The findings could lead to tests for detecting other genes important in childhood cancer, which researchers could then use to select appropriate treatments. At present, these tests often screen for mutations found in adult cancers, and so might not include mutations particular to childhood tumours. “There’s no gene panel that was developed specifically for paediatric cancers,” says Zhang.
But it is still a long road from identifying mutations to developing effective drugs.
On 20 February, hundreds of researchers, advocates and regulators met in Washington DC to discuss how to home in on the most promising targets. The meeting, organized by the Friends of Cancer Research, a think tank and lobbying group in the city, was spurred by a law enacted in 2017 that gives the US Food and Drug Administration the power to require drug manufacturers to test some new cancer drugs in children — even if the treatments had been developed to tackle adult cancers. But to do so, the experimental drug in question must have a molecular target deemed to be of “significant relevance” to childhood cancers.
Determining the meaning of that phrase could be tricky, says Katherine Janeway, a paediatric oncologist at the Dana-Farber Cancer Institute in Boston, Massachusetts. “There is a huge amount that we don’t know about what molecular targets are relevant in children with cancer,” she says.
But building up a solid foundation in genomics is a helpful start, says Scott Armstrong, a paediatric oncologist also at Dana-Farber. And multiple labs are trying to learn how such mutations could contribute to cancer. One large-scale project at the Broad Institute of MIT and Harvard in Cambridge, Massachusetts, for example, is using genome-editing tools to systematically study gene function in paediatric cancer cells.

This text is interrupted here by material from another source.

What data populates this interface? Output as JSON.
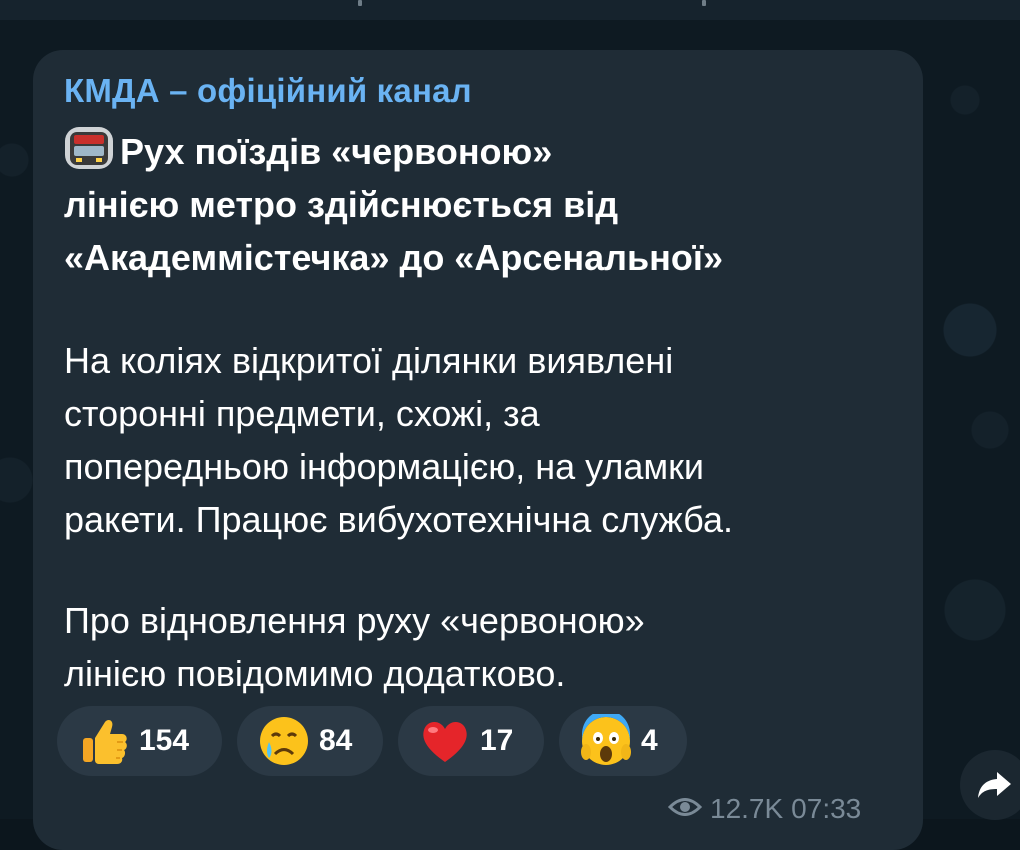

“Those screens are going to be very informative, but they’re not going to be the end of the story,” Armstrong says. “They’re going to be more the beginning of understanding what’s going on.”